Website and app data records:

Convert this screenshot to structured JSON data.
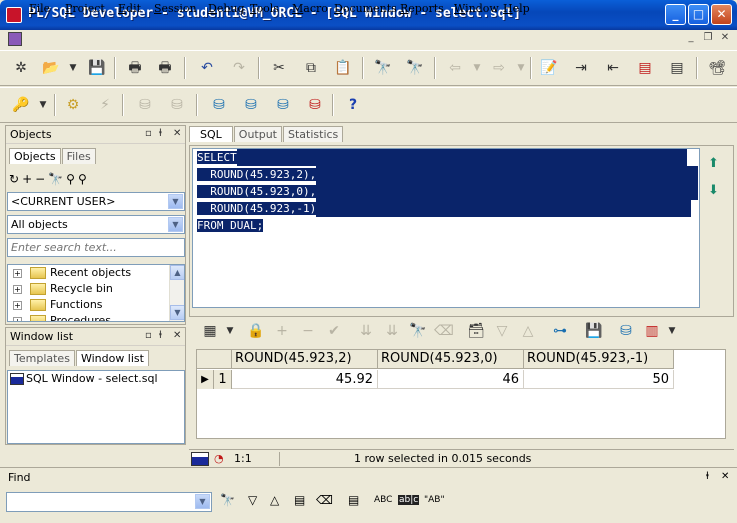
{
  "window": {
    "title": "PL/SQL Developer - student1@VM_ORCL - [SQL Window - select.sql]",
    "minimize_glyph": "_",
    "maximize_glyph": "□",
    "close_glyph": "✕"
  },
  "menu": [
    "File",
    "Project",
    "Edit",
    "Session",
    "Debug",
    "Tools",
    "Macro",
    "Documents",
    "Reports",
    "Window",
    "Help"
  ],
  "objects_panel": {
    "title": "Objects",
    "tabs": [
      "Objects",
      "Files"
    ],
    "user_combo": "<CURRENT USER>",
    "filter_combo": "All objects",
    "search_placeholder": "Enter search text...",
    "tree": [
      "Recent objects",
      "Recycle bin",
      "Functions",
      "Procedures"
    ]
  },
  "window_list_panel": {
    "title": "Window list",
    "tabs": [
      "Templates",
      "Window list"
    ],
    "items": [
      "SQL Window - select.sql"
    ]
  },
  "editor_tabs": [
    "SQL",
    "Output",
    "Statistics"
  ],
  "sql_lines": [
    "SELECT",
    "  ROUND(45.923,2),",
    "  ROUND(45.923,0),",
    "  ROUND(45.923,-1)",
    "FROM DUAL;"
  ],
  "grid": {
    "columns": [
      "ROUND(45.923,2)",
      "ROUND(45.923,0)",
      "ROUND(45.923,-1)"
    ],
    "rows": [
      {
        "row_num": "1",
        "values": [
          "45.92",
          "46",
          "50"
        ]
      }
    ],
    "row_indicator": "▶"
  },
  "status": {
    "position": "1:1",
    "message": "1 row selected in 0.015 seconds"
  },
  "find_panel": {
    "title": "Find",
    "options": [
      "ABC",
      "ab|c",
      "\"AB\""
    ]
  },
  "colors": {
    "titlebar": "#0a4fc5",
    "selection": "#0a246a",
    "chrome": "#ece9d8"
  }
}
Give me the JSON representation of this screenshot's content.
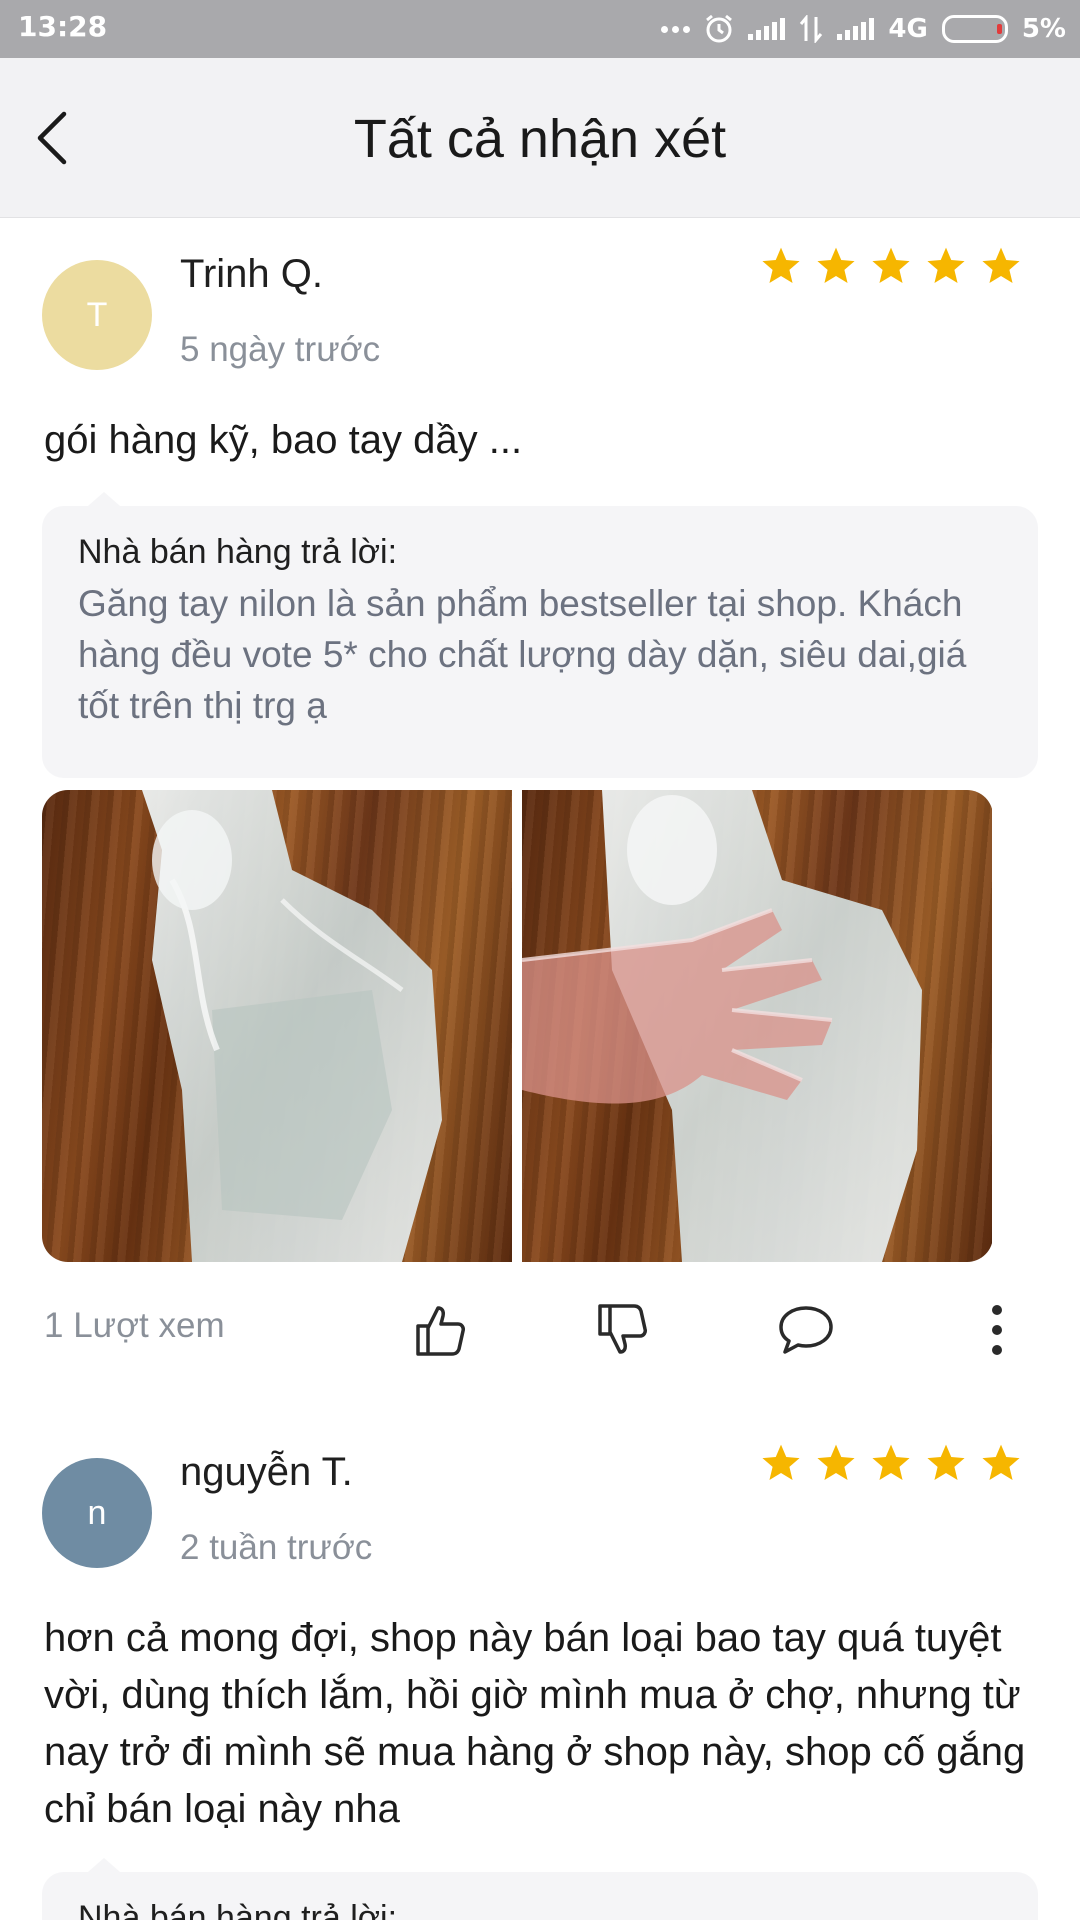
{
  "status_bar": {
    "time": "13:28",
    "network": "4G",
    "battery": "5%"
  },
  "header": {
    "title": "Tất cả nhận xét",
    "back_icon": "chevron-left-icon"
  },
  "colors": {
    "star": "#f6b600",
    "avatar_t": "#ecdca0",
    "avatar_n": "#6f8ca3",
    "muted_text": "#8a9099"
  },
  "reviews": [
    {
      "avatar_letter": "T",
      "name": "Trinh Q.",
      "date": "5 ngày trước",
      "rating": 5,
      "text": "gói hàng kỹ, bao tay dầy ...",
      "seller_reply": {
        "label": "Nhà bán hàng trả lời:",
        "text": "Găng tay nilon là sản phẩm bestseller tại shop. Khách hàng đều vote 5* cho chất lượng dày dặn, siêu dai,giá tốt trên thị trg ạ"
      },
      "photos": [
        "photo-gloves-pack",
        "photo-gloves-hand"
      ],
      "view_count": "1 Lượt xem"
    },
    {
      "avatar_letter": "n",
      "name": "nguyễn T.",
      "date": "2 tuần trước",
      "rating": 5,
      "text": "hơn cả mong đợi, shop này bán loại bao tay quá tuyệt vời, dùng thích lắm, hồi giờ mình mua ở chợ, nhưng từ nay trở đi mình sẽ mua hàng ở shop này, shop cố gắng chỉ bán loại này nha",
      "seller_reply": {
        "label": "Nhà bán hàng trả lời:"
      }
    }
  ]
}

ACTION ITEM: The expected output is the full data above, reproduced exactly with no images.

TASK RESULT:
Convert this screenshot to structured JSON data.
{
  "window": {
    "title": "PL/SQL Developer - student1@VM_ORCL - [SQL Window - select.sql]",
    "minimize_glyph": "_",
    "maximize_glyph": "□",
    "close_glyph": "✕"
  },
  "menu": [
    "File",
    "Project",
    "Edit",
    "Session",
    "Debug",
    "Tools",
    "Macro",
    "Documents",
    "Reports",
    "Window",
    "Help"
  ],
  "objects_panel": {
    "title": "Objects",
    "tabs": [
      "Objects",
      "Files"
    ],
    "user_combo": "<CURRENT USER>",
    "filter_combo": "All objects",
    "search_placeholder": "Enter search text...",
    "tree": [
      "Recent objects",
      "Recycle bin",
      "Functions",
      "Procedures"
    ]
  },
  "window_list_panel": {
    "title": "Window list",
    "tabs": [
      "Templates",
      "Window list"
    ],
    "items": [
      "SQL Window - select.sql"
    ]
  },
  "editor_tabs": [
    "SQL",
    "Output",
    "Statistics"
  ],
  "sql_lines": [
    "SELECT",
    "  ROUND(45.923,2),",
    "  ROUND(45.923,0),",
    "  ROUND(45.923,-1)",
    "FROM DUAL;"
  ],
  "grid": {
    "columns": [
      "ROUND(45.923,2)",
      "ROUND(45.923,0)",
      "ROUND(45.923,-1)"
    ],
    "rows": [
      {
        "row_num": "1",
        "values": [
          "45.92",
          "46",
          "50"
        ]
      }
    ],
    "row_indicator": "▶"
  },
  "status": {
    "position": "1:1",
    "message": "1 row selected in 0.015 seconds"
  },
  "find_panel": {
    "title": "Find",
    "options": [
      "ABC",
      "ab|c",
      "\"AB\""
    ]
  },
  "colors": {
    "titlebar": "#0a4fc5",
    "selection": "#0a246a",
    "chrome": "#ece9d8"
  }
}
Give me the JSON representation of this screenshot's content.
{
  "status_bar": {
    "time": "13:28",
    "network": "4G",
    "battery": "5%"
  },
  "header": {
    "title": "Tất cả nhận xét",
    "back_icon": "chevron-left-icon"
  },
  "colors": {
    "star": "#f6b600",
    "avatar_t": "#ecdca0",
    "avatar_n": "#6f8ca3",
    "muted_text": "#8a9099"
  },
  "reviews": [
    {
      "avatar_letter": "T",
      "name": "Trinh Q.",
      "date": "5 ngày trước",
      "rating": 5,
      "text": "gói hàng kỹ, bao tay dầy ...",
      "seller_reply": {
        "label": "Nhà bán hàng trả lời:",
        "text": "Găng tay nilon là sản phẩm bestseller tại shop. Khách hàng đều vote 5* cho chất lượng dày dặn, siêu dai,giá tốt trên thị trg ạ"
      },
      "photos": [
        "photo-gloves-pack",
        "photo-gloves-hand"
      ],
      "view_count": "1 Lượt xem"
    },
    {
      "avatar_letter": "n",
      "name": "nguyễn T.",
      "date": "2 tuần trước",
      "rating": 5,
      "text": "hơn cả mong đợi, shop này bán loại bao tay quá tuyệt vời, dùng thích lắm, hồi giờ mình mua ở chợ, nhưng từ nay trở đi mình sẽ mua hàng ở shop này, shop cố gắng chỉ bán loại này nha",
      "seller_reply": {
        "label": "Nhà bán hàng trả lời:"
      }
    }
  ]
}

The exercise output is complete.